Ironstone Quarrying near Whitby

Ironstone quarrying is hard work and these grafters gather for a breather and a photograph at Whinstone quarry in Rosedale.

Stone merchant William Berriman and Ironstone miner John Berriman plus Robert and Joseph are all recorded in the census from 1851 as living in Cropton a local village. In the nineteenth century the population in the area increased four fold over less than 20 years.

If you walk on the moors above Rosedale the track you follow forms part of the valley’s industrial heritage. The old railway line for Rosedale’s nineteenth-century ironstone mines is now a cinder track. “Rosedale’s Mineral Railway” closed in 1929 and now only runs ghost trains at Halloween.

Other relics are the roasting kilns where quantities of ore were tipped into the kilns from the railway line above them. The ore was mixed with coal and set alight. The process was known as calcination and the idea was to purify the iron, and reduce its weight, before it was carried by railway over the moors to the industries in the Northeast.

Blakey Inn, now better known as The Lion Inn on  Blakey Ridge above Farndale and Rosedale is a popular location for a well earned drink for both travelers and walkers.

The sculptor, Vivien Mousdell, worked with the children of Rosedale Abbey primary school to create ‘Set in Stone’, with two planks carefully set into a carved boulder.
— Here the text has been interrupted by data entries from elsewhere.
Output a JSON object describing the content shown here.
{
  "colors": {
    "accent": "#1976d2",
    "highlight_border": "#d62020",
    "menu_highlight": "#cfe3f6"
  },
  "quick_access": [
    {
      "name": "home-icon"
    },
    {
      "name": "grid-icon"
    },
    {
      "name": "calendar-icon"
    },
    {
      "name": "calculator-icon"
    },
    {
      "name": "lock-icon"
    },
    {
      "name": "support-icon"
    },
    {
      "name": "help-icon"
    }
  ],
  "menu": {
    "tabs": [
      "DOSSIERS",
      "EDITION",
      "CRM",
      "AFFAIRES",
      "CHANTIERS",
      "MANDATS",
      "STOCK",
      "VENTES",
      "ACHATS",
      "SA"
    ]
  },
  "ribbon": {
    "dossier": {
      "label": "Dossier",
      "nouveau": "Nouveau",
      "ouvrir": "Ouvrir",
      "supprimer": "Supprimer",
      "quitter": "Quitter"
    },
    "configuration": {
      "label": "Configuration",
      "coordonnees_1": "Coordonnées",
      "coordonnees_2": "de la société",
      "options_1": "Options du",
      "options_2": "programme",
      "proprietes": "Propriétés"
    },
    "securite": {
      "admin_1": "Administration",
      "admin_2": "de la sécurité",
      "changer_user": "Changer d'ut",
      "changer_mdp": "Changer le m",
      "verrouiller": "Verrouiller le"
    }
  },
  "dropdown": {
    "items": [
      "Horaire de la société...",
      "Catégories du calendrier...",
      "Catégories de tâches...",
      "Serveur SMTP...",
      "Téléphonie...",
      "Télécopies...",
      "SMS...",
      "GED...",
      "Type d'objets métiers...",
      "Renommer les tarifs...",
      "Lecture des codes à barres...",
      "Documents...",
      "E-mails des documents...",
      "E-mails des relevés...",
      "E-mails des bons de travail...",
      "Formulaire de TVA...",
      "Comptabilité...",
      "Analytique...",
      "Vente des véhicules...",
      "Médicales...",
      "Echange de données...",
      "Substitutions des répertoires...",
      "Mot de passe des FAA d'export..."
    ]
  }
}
There is a poem inscribed into the edges of the planks and images carved into the boulder that reflect the ironstone mining heritage of the area.

In the dark, working hard, loading up the wooden cart,
Work-shift over, in the sun, on the hill, having fun.


Wath-upon-Dearne Yorkshire


The performer Les Barker  whilst not from Wath was reading poems at a festival in 2009. This ditty he wrote and performed stayed with me:

It was a calm, still day in Flamborough,
The channel clear and wide,
As the last of the timber sailing ships
Sailed out on the evening tide.
They never saw that ship again;
They searched when it was light,
But that fine old timber vessel sank
That clear and peaceful night.
No one knows what happened
On that night in 1910;
But the crew and her cargo of woodpeckers
Were never seen again.

 Wath Facts

  •  Wath-upon-Dearne is ‘a place on the river Dearn’ where the river is not obviously apparent to visitors  and the town is in the Borough of Rotherham.
  • It is situated on the floodplain of the River Dearne andand Dove Canal. south of Barnsley .
  • The areas of Rotherham, Barnsley and Doncaster are known as the Dearne Valley. Formerly a strong coal mining area.
  •  In Victorian times Wath (upon-Dearne) had all the appearance and bustle of a small market town having several good shops and houses of public entertainment and a large population employed chiefly in the potteries, ironworks, and coal mines.
  • The Rockingham pottery made fine porcelain and ornamental wares for the aristocracy and royalty leading in the early 1830s to the sobriquet “Manufacturer to the King” an early ‘by Royal Appointment’. Sadly the pottery and the coal mines, Manvers Main and Wath Main, are now all closed.

Wath All Saints Parish Church

  • Wath All Saints Parish Church has existed in some form for over 1000 years with visible influence by everyone from Saxons, Normans, Elizabethans and Victorians
  • Even people today leave their mark as they perpetuate “The Reading of Thomas Tuke’s Will” and the “Throwing of the Buns From the Church Tower” ceremony. This event is held in remembrance of Thomas Tuke who died in 1810 leaving bequests to the poor that stated “Forty Dozen penny loaves to be thrown from the leads of the Church at twelve o’clock on Christmas Day (now done on May day) forever”.
  • The event attracts throngs of local people and visitors every year. The Wath festival is a cultural experience you may also wish to experience.
  •  King Edward II granted Reiner Fleming IV, Lord of the Manor of Wath, permission for an annual market and fair  in 1312.
  • Reiner may have set up the Market Cross at the bottom of Sandygate.



Famous Celebrity Connections

Ian McMillan and William Hague both went to schools in Wath. William Addy a Wath lad and pioneer of shorthand published a book in 1693 ‘Stenographia’ The art of short-writing compleated in a far more compendious method than any yet extant ….printed for ye author sold by Dorman Newman at the Kings Armes in the Poultry and Samuel Crouch at the Flower de luce in

Cornhill William Marshall at the Bible in Newgate street, Tho: Cockerill at ye 3 Leggs over aginst the Stocks Market and I. Lawrence at ye Angel in the Poultry (available from the open library)

Other Yorkshire Waths

  • Wath means a ford or wading place possibly from the Latin word vadum a ford, or the old Norse Vath a ford or wading place.
  • Wath is used in the North Riding instead of ford as in Hob Hole Wath, Slape Wath, Cow Wath and Leeming Wath near Bedale amongst others.

Image from